The interval of time (receipt of sample at Mayo Clinic Laboratories to results available) taking into account standard setup days and weekends. The first day is the time that it typically takes for a result to be available. The last day is the time it might take, accounting for any necessary repeated testing.

2 to 5 days

Specimen Retention Time
Outlines the length of time after testing that a specimen is kept in the laboratory before it is discarded

1 month

Performing Laboratory Location
Indicates the location of the laboratory that performs the test

Rochester

Fees
Several factors determine the fee charged to perform a test. Contact your U.S. or International Regional Manager for information about establishing a fee schedule or to learn more about resources to optimize test selection.

  • Authorized users can sign in to Test Prices for detailed fee information.
  • Clients without access to Test Prices can contact Customer Service 24 hours a day, seven days a week.
  • Prospective clients should contact their Regional Manager. For assistance, contact Customer Service.

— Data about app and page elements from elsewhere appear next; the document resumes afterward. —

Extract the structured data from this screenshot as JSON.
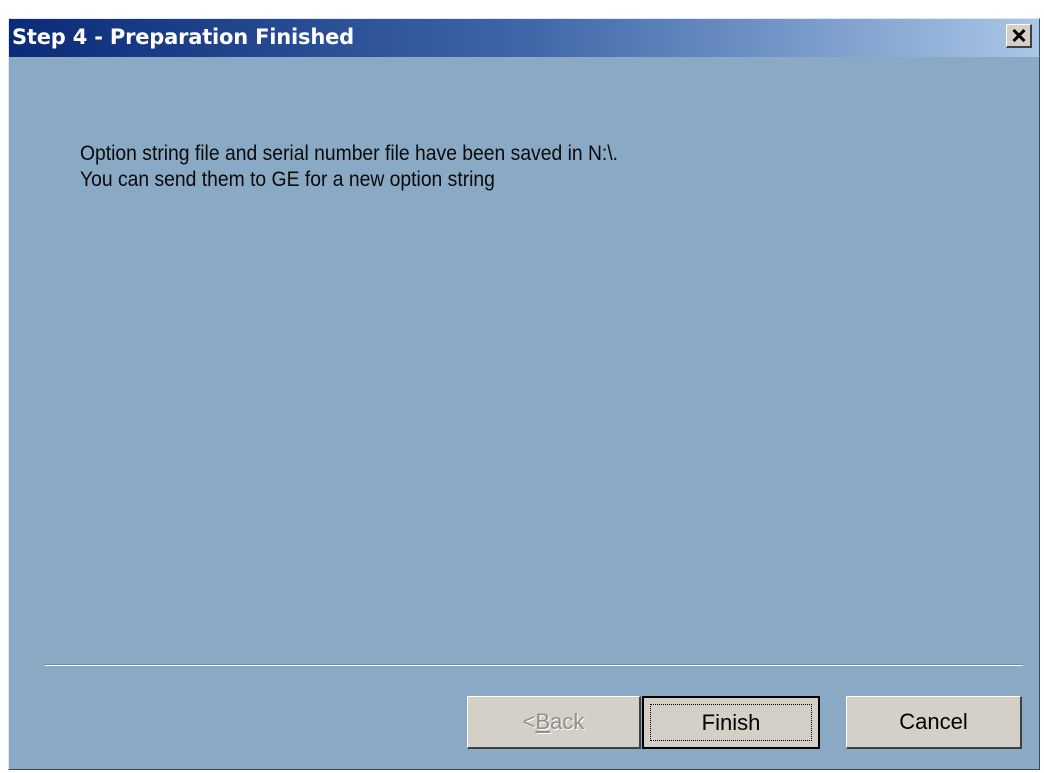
{
  "window": {
    "title": "Step 4 - Preparation Finished",
    "close_icon": "close-icon"
  },
  "message": {
    "line1": "Option string file and serial number file have been saved in N:\\.",
    "line2": "You can send them to GE for a new option string"
  },
  "buttons": {
    "back_prefix": "< ",
    "back_mnemonic": "B",
    "back_rest": "ack",
    "back_enabled": false,
    "finish_label": "Finish",
    "finish_default": true,
    "cancel_label": "Cancel"
  },
  "colors": {
    "dialog_background": "#8aa9c4",
    "titlebar_start": "#0b2a78",
    "titlebar_end": "#a9c6e6",
    "button_face": "#d4d0c8"
  }
}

Test Classification
Provides information regarding the medical device classification for laboratory test kits and reagents. Tests may be classified as cleared or approved by the US Food and Drug Administration (FDA) and used per manufacturer instructions, or as products that do not undergo full FDA review and approval, and are then labeled as an Analyte Specific Reagent (ASR) product.

This test was developed, and its performance characteristics determined by Mayo Clinic in a manner consistent with CLIA requirements. This test has not been cleared or approved by the US Food and Drug Administration.

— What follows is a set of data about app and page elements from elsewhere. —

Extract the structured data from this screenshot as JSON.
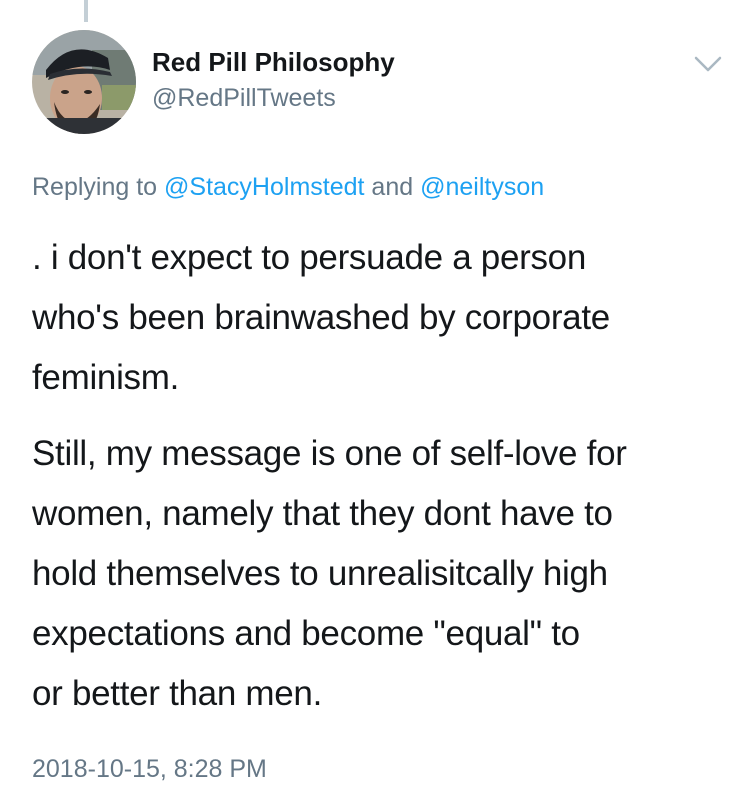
{
  "tweet": {
    "display_name": "Red Pill Philosophy",
    "handle": "@RedPillTweets",
    "replying_prefix": "Replying to ",
    "reply_to_1": "@StacyHolmstedt",
    "reply_joiner": " and ",
    "reply_to_2": "@neiltyson",
    "paragraphs": [
      ". i don't expect to persuade a person\nwho's been brainwashed by corporate\nfeminism.",
      "Still, my message is one of self-love for\nwomen, namely that they dont have to\nhold themselves to unrealisitcally high\nexpectations and become \"equal\" to\nor better than men."
    ],
    "timestamp": "2018-10-15, 8:28 PM"
  },
  "icons": {
    "caret": "chevron-down-icon",
    "avatar": "profile-photo"
  },
  "colors": {
    "text_primary": "#14171a",
    "text_secondary": "#657786",
    "link": "#1da1f2",
    "thread_line": "#c4cfd6"
  }
}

CPT Code Information
Provides guidance in determining the appropriate Current Procedural Terminology (CPT) code(s) information for each test or profile. The listed CPT codes reflect Mayo Clinic Laboratories interpretation of CPT coding requirements. It is the responsibility of each laboratory to determine correct CPT codes to use for billing.

CPT codes are provided by the performing laboratory.

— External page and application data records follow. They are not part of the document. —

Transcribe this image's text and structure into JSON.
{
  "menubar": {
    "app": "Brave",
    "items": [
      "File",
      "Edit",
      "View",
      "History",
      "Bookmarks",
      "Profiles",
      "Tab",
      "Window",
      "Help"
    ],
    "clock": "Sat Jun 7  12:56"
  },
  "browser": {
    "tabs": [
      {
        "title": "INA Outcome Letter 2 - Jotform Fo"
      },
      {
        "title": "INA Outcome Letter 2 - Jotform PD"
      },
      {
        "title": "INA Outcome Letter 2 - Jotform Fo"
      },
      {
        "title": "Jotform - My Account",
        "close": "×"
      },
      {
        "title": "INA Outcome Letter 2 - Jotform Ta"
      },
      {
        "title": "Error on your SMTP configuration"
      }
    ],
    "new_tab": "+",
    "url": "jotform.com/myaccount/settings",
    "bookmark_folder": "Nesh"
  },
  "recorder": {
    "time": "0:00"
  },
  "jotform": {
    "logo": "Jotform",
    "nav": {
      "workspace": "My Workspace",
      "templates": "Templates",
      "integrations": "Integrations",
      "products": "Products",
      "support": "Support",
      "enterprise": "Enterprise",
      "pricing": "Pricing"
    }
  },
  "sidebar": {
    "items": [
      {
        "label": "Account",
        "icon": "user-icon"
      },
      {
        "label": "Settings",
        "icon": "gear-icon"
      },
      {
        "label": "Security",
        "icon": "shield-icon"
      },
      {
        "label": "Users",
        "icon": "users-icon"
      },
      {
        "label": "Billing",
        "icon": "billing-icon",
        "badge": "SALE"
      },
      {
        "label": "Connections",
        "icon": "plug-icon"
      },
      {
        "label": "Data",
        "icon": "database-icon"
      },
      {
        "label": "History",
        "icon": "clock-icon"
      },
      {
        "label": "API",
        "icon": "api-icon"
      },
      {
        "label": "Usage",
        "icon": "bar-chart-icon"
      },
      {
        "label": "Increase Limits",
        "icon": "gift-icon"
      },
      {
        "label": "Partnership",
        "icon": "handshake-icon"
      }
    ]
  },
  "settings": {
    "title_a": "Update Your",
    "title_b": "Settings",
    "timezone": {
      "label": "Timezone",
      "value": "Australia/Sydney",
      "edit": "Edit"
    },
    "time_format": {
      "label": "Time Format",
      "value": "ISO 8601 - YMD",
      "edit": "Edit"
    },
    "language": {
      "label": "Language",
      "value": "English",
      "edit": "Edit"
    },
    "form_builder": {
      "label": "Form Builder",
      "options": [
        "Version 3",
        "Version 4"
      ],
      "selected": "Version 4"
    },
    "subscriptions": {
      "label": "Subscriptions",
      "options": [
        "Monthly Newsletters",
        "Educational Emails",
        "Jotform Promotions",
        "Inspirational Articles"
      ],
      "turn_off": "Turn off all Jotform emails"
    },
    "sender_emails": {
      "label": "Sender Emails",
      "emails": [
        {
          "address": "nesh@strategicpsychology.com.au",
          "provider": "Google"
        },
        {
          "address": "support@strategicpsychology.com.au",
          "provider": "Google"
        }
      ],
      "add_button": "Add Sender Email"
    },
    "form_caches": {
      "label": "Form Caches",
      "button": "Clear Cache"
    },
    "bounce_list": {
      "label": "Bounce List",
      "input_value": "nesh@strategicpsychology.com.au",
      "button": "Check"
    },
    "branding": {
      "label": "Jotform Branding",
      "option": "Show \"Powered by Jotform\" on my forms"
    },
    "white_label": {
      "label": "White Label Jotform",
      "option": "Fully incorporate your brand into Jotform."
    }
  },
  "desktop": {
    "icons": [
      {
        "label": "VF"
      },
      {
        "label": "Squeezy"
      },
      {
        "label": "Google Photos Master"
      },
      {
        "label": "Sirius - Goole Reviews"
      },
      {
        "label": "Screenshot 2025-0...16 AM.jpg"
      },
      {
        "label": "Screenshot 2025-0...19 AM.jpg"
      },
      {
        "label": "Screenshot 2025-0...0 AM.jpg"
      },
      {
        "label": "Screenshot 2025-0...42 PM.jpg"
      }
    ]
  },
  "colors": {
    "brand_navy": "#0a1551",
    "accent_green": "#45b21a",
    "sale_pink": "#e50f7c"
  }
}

82726

Test Setup Resources

Setup Files
Test setup information contains test file definition details to support order and result interfacing between Mayo Clinic Laboratories and your Laboratory Information System.

Excel | Pdf

Sample Reports
Normal and Abnormal sample reports are provided as references for report appearance.

Normal Reports | Abnormal Reports

SI Sample Reports
International System (SI) of Unit reports are provided for a limited number of tests. These reports are intended for international account use and are only available through MayoLINK accounts that have been defined to receive them.

SI Normal Reports | SI Abnormal Reports